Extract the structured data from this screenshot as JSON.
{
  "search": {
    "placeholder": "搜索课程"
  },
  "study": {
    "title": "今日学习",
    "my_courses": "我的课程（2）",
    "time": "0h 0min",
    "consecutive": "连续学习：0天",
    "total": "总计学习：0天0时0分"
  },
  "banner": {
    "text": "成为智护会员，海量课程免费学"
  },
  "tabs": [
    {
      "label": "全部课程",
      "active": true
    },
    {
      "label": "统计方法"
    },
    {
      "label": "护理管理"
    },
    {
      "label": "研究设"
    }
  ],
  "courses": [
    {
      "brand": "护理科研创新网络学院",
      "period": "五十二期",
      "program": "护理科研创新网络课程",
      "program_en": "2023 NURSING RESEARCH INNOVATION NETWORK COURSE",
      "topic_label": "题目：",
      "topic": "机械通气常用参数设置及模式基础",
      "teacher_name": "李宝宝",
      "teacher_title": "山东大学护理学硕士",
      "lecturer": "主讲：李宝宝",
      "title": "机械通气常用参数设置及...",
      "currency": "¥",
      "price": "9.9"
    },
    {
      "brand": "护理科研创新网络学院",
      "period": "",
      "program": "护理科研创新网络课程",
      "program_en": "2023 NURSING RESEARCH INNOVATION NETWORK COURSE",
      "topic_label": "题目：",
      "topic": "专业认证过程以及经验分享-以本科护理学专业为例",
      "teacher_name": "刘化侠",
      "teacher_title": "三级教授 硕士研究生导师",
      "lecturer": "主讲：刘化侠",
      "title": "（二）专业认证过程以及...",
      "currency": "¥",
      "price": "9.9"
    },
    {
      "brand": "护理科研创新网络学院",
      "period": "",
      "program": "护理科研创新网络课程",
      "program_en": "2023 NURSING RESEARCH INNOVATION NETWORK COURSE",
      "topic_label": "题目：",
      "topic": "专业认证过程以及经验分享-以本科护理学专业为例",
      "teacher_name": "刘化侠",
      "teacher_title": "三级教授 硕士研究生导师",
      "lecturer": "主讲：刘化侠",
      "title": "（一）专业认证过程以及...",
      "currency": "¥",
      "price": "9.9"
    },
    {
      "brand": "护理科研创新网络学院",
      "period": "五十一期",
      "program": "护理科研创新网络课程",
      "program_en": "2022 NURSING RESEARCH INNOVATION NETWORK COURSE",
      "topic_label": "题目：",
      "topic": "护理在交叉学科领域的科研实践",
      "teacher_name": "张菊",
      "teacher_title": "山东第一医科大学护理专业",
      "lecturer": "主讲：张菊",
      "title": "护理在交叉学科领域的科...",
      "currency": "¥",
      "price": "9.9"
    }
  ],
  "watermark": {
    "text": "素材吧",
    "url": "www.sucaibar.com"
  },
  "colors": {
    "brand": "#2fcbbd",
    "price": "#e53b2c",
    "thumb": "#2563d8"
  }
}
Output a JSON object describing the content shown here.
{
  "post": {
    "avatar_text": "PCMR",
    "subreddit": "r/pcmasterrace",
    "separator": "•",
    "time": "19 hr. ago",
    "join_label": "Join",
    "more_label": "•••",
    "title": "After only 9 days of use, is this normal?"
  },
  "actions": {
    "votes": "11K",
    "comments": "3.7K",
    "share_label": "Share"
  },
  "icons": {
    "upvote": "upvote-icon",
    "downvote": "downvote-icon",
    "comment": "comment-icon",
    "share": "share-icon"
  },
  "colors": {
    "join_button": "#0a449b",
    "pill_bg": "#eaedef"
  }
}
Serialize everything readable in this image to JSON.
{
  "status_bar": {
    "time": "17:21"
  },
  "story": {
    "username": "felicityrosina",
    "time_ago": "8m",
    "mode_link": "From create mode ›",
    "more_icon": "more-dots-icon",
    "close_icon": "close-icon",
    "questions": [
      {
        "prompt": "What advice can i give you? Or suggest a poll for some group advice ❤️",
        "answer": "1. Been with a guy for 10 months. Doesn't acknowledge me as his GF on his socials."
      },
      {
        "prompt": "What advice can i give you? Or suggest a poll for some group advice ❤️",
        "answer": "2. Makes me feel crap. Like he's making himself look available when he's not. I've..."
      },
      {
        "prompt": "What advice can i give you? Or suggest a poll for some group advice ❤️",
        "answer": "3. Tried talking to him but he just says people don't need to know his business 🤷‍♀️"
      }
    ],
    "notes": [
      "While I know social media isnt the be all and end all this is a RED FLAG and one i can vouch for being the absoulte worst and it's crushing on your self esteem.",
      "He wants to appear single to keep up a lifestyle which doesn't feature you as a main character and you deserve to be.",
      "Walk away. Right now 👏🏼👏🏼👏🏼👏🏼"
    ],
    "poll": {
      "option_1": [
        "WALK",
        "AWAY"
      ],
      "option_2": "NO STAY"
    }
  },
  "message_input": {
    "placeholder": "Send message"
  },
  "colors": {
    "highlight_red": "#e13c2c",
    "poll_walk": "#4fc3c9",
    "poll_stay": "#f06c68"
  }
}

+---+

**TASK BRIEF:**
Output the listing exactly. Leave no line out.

**SOLUTION FOR THIS TASK:**
Extract the structured data from this screenshot as JSON.
{
  "search": {
    "placeholder": "搜索课程"
  },
  "study": {
    "title": "今日学习",
    "my_courses": "我的课程（2）",
    "time": "0h 0min",
    "consecutive": "连续学习：0天",
    "total": "总计学习：0天0时0分"
  },
  "banner": {
    "text": "成为智护会员，海量课程免费学"
  },
  "tabs": [
    {
      "label": "全部课程",
      "active": true
    },
    {
      "label": "统计方法"
    },
    {
      "label": "护理管理"
    },
    {
      "label": "研究设"
    }
  ],
  "courses": [
    {
      "brand": "护理科研创新网络学院",
      "period": "五十二期",
      "program": "护理科研创新网络课程",
      "program_en": "2023 NURSING RESEARCH INNOVATION NETWORK COURSE",
      "topic_label": "题目：",
      "topic": "机械通气常用参数设置及模式基础",
      "teacher_name": "李宝宝",
      "teacher_title": "山东大学护理学硕士",
      "lecturer": "主讲：李宝宝",
      "title": "机械通气常用参数设置及...",
      "currency": "¥",
      "price": "9.9"
    },
    {
      "brand": "护理科研创新网络学院",
      "period": "",
      "program": "护理科研创新网络课程",
      "program_en": "2023 NURSING RESEARCH INNOVATION NETWORK COURSE",
      "topic_label": "题目：",
      "topic": "专业认证过程以及经验分享-以本科护理学专业为例",
      "teacher_name": "刘化侠",
      "teacher_title": "三级教授 硕士研究生导师",
      "lecturer": "主讲：刘化侠",
      "title": "（二）专业认证过程以及...",
      "currency": "¥",
      "price": "9.9"
    },
    {
      "brand": "护理科研创新网络学院",
      "period": "",
      "program": "护理科研创新网络课程",
      "program_en": "2023 NURSING RESEARCH INNOVATION NETWORK COURSE",
      "topic_label": "题目：",
      "topic": "专业认证过程以及经验分享-以本科护理学专业为例",
      "teacher_name": "刘化侠",
      "teacher_title": "三级教授 硕士研究生导师",
      "lecturer": "主讲：刘化侠",
      "title": "（一）专业认证过程以及...",
      "currency": "¥",
      "price": "9.9"
    },
    {
      "brand": "护理科研创新网络学院",
      "period": "五十一期",
      "program": "护理科研创新网络课程",
      "program_en": "2022 NURSING RESEARCH INNOVATION NETWORK COURSE",
      "topic_label": "题目：",
      "topic": "护理在交叉学科领域的科研实践",
      "teacher_name": "张菊",
      "teacher_title": "山东第一医科大学护理专业",
      "lecturer": "主讲：张菊",
      "title": "护理在交叉学科领域的科...",
      "currency": "¥",
      "price": "9.9"
    }
  ],
  "watermark": {
    "text": "素材吧",
    "url": "www.sucaibar.com"
  },
  "colors": {
    "brand": "#2fcbbd",
    "price": "#e53b2c",
    "thumb": "#2563d8"
  }
}
Output a JSON object describing the content shown here.
{
  "post": {
    "avatar_text": "PCMR",
    "subreddit": "r/pcmasterrace",
    "separator": "•",
    "time": "19 hr. ago",
    "join_label": "Join",
    "more_label": "•••",
    "title": "After only 9 days of use, is this normal?"
  },
  "actions": {
    "votes": "11K",
    "comments": "3.7K",
    "share_label": "Share"
  },
  "icons": {
    "upvote": "upvote-icon",
    "downvote": "downvote-icon",
    "comment": "comment-icon",
    "share": "share-icon"
  },
  "colors": {
    "join_button": "#0a449b",
    "pill_bg": "#eaedef"
  }
}
Serialize everything readable in this image to JSON.
{
  "status_bar": {
    "time": "17:21"
  },
  "story": {
    "username": "felicityrosina",
    "time_ago": "8m",
    "mode_link": "From create mode ›",
    "more_icon": "more-dots-icon",
    "close_icon": "close-icon",
    "questions": [
      {
        "prompt": "What advice can i give you? Or suggest a poll for some group advice ❤️",
        "answer": "1. Been with a guy for 10 months. Doesn't acknowledge me as his GF on his socials."
      },
      {
        "prompt": "What advice can i give you? Or suggest a poll for some group advice ❤️",
        "answer": "2. Makes me feel crap. Like he's making himself look available when he's not. I've..."
      },
      {
        "prompt": "What advice can i give you? Or suggest a poll for some group advice ❤️",
        "answer": "3. Tried talking to him but he just says people don't need to know his business 🤷‍♀️"
      }
    ],
    "notes": [
      "While I know social media isnt the be all and end all this is a RED FLAG and one i can vouch for being the absoulte worst and it's crushing on your self esteem.",
      "He wants to appear single to keep up a lifestyle which doesn't feature you as a main character and you deserve to be.",
      "Walk away. Right now 👏🏼👏🏼👏🏼👏🏼"
    ],
    "poll": {
      "option_1": [
        "WALK",
        "AWAY"
      ],
      "option_2": "NO STAY"
    }
  },
  "message_input": {
    "placeholder": "Send message"
  },
  "colors": {
    "highlight_red": "#e13c2c",
    "poll_walk": "#4fc3c9",
    "poll_stay": "#f06c68"
  }
}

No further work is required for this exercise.